So declaring that the legal and authentic bank note that writes on it "5 euros" should from now on be understood as meaning "5 drachmas", and undergo the corresponding change in purchasing power and/or value-stored, (by the help of a hole, say), while realistically assuming that the exchange rate will be abysmal, is indeed a bona fide destruction of value.
Now the question (and the special aspect of the situation) is "who holds these foreign currency reserves?" In normal situations, the private sector has a rather small amount of foreign currency reserves of a country under its ownership. In the situation that we are discussing, presumably a visible portion of these foreign currency reserves are legally and/or physically in the hands of the private sector (legally, if they are in private bank accounts, physically, if they are in their wallets or mattresses).
Why should the Greek state do anything to try to gain ownership over these foreign currency reserves? Well, for one thing, because the newly introduced drachma will be weak, and the state will think that the state's needs are above individuals' needs, as states always do. So if someone is to suffer, individuals have priority in the suffering. It is better to have foreign currency reserve in order to secure say imports of food, pharmaceuticals, or energy, than leave these foreign currency reserves at the hands of individuals to be used for private consumption needs (or even individual business needs). I am describing here, not assessing, evaluating or judging.
So we should consider as almost certain that the Greek state will think of various ways through which it will attempt to acquire these foreign currency reserves.
As regards bank deposits, the Greek Central bank could (forcibly, by law) buy the reserves in exchange for newly created drachmas. (I didn't say "printed" -we will return to that).
As regards bank notes held outside the banks, the Greek state could
a) Accept euros when the citizens have to pay taxes etc.,
b) declare illegal any physical transfer of euros outside the country (we will return to that and to smuggling),
c) declare illegal any transaction between individuals using euros.
So the only legal way to use your hand-held euros would be to give it to the state or to the banks (which will hand them over to the Greek CB).
Now, it is easy to bring up the issue of smuggling, illegal activities, defying the law etc. But everything is a matter of degree. If the state is serious about enforcing these laws, not much of the amount of euros outside the banks will eventually leave the country. It is also important to take into account the fact that these foreign currency reserves are scattered over the whole population. Coordinating smuggling operations given such dispersion, will be a real issue.
Finally, let's turn to the other very real issue that @FooBar discussed, the amount of time it takes to actually print the new money in sufficient quantities.
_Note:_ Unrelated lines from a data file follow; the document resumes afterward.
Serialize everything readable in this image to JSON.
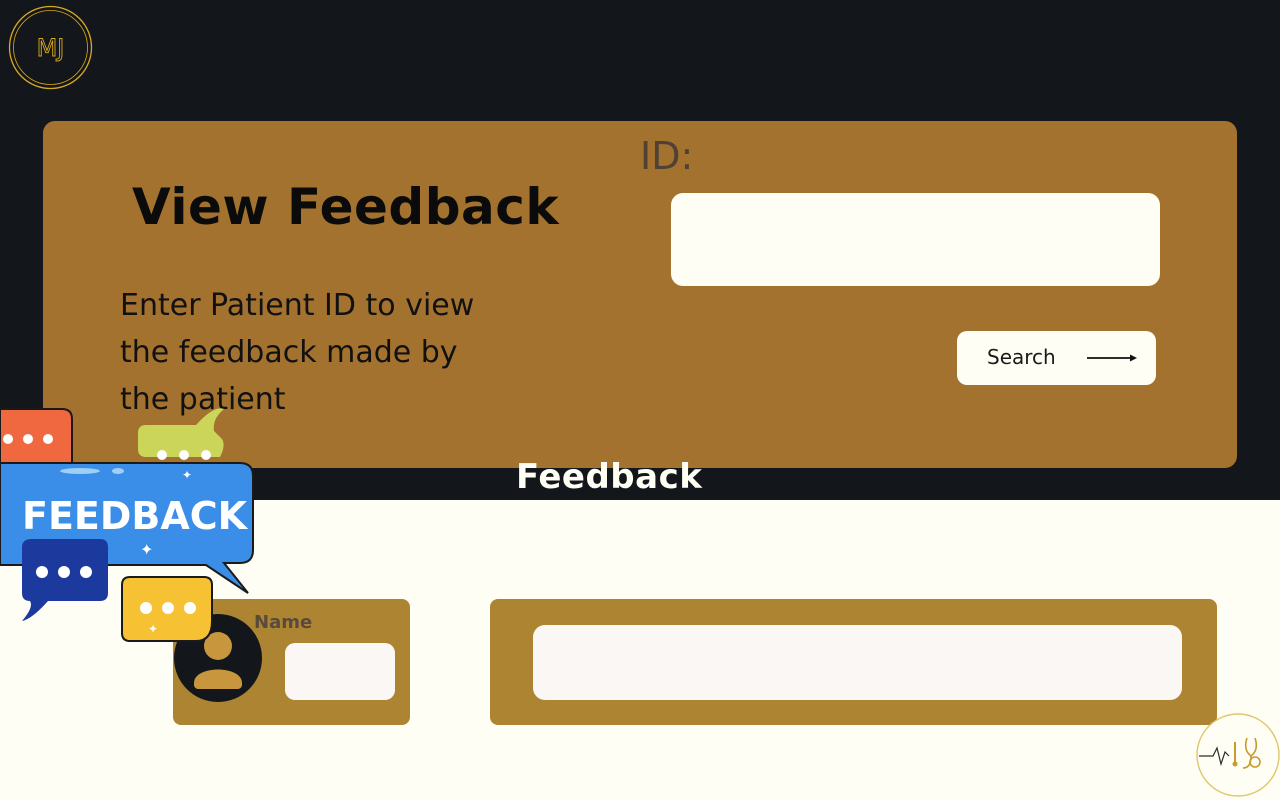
{
  "brand": {
    "monogram": "MJ",
    "accent": "#d9aa1e"
  },
  "hero": {
    "title": "View Feedback",
    "instructions": "Enter  Patient ID to view the feedback made by the patient",
    "id_label": "ID:",
    "id_value": ""
  },
  "search": {
    "label": "Search",
    "icon": "arrow-right-icon"
  },
  "section": {
    "heading": "Feedback"
  },
  "sticker": {
    "text": "FEEDBACK"
  },
  "feedback_entry": {
    "name_label": "Name",
    "name_value": "",
    "feedback_value": "",
    "avatar_icon": "user-icon"
  },
  "footer": {
    "logo_icon": "stethoscope-heartbeat-icon"
  },
  "colors": {
    "dark_bg": "#13161a",
    "hero_card": "#a4722f",
    "entry_card": "#ad8431",
    "light_bg": "#fefef4"
  }
}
Again, this is a matter of degree. How much actual paper money is needed, in the modern electronic banking/credit-card/commercial-credit environment? I should also mention that the Greek state has an active money-printing facility, since it has been printing euros all these time (as many eurozone states do).
So it is a matter of sitting down and measuring the time-table to print the new money in the quantities actually needed, assess the damage to economic activity because these new money will become available only gradually (while again, taking into account the ability to transact electronically/paperless-ly), and compare this damage to the damage done by outright destructing euro bank notes/foreign currency reserves, by punching holes in them, and count them as drachmas.
Once more, everything boils down to a cost-benefit analysis. And no - I will not venture any "impression" as to which cost is bigger.